*Data listing*.
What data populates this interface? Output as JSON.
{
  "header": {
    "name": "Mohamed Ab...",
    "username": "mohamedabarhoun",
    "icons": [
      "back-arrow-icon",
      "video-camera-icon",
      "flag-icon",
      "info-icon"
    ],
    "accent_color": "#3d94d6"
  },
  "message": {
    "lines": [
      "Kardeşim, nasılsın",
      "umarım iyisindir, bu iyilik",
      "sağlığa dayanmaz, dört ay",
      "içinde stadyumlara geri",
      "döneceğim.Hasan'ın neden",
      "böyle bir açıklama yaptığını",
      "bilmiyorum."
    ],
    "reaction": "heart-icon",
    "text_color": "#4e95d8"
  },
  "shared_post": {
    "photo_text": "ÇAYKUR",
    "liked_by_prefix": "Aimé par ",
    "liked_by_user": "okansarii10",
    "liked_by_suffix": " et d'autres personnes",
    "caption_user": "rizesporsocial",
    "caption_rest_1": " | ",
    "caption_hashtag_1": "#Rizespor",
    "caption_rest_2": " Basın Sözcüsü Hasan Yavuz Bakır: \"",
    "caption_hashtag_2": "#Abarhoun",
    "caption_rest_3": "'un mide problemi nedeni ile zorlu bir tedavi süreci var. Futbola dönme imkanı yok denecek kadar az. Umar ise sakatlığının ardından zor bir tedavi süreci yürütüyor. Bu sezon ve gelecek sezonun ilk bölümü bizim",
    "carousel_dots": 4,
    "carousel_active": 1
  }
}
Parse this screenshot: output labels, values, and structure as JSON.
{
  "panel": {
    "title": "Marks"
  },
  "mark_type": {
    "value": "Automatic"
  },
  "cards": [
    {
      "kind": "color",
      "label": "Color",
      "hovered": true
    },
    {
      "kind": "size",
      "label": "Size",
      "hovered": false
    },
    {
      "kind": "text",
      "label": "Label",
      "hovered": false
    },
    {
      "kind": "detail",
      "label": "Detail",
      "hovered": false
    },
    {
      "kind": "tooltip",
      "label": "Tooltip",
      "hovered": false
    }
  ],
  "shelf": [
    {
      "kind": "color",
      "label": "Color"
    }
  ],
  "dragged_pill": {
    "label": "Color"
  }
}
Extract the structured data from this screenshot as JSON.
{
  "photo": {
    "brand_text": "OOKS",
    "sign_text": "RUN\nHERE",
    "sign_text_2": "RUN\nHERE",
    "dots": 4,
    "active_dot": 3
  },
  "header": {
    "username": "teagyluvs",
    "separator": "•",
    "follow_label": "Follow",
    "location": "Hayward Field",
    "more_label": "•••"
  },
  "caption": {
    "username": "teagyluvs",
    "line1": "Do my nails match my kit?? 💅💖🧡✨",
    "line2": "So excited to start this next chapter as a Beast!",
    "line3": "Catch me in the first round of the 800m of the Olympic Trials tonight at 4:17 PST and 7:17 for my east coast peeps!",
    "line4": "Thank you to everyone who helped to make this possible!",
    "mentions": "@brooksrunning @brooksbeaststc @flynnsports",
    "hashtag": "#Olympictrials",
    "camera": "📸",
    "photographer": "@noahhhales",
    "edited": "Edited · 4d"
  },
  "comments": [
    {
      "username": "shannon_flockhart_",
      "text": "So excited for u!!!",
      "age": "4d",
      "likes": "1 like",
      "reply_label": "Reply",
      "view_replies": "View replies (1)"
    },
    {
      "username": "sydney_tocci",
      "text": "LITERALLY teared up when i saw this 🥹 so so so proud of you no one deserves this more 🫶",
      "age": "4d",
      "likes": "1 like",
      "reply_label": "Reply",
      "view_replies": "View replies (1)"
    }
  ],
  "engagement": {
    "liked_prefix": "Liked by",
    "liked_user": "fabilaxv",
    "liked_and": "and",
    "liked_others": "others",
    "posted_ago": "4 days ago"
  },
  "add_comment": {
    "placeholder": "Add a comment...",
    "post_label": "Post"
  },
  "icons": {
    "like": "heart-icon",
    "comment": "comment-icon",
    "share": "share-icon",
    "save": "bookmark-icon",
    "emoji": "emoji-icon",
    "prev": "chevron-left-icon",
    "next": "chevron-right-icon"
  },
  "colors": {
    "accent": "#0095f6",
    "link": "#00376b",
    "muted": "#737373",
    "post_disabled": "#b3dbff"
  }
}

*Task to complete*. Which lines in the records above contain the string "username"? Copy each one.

*Answer to the exercise*.
    "username": "mohamedabarhoun",
    "username": "teagyluvs",
    "username": "teagyluvs",
      "username": "shannon_flockhart_",
      "username": "sydney_tocci",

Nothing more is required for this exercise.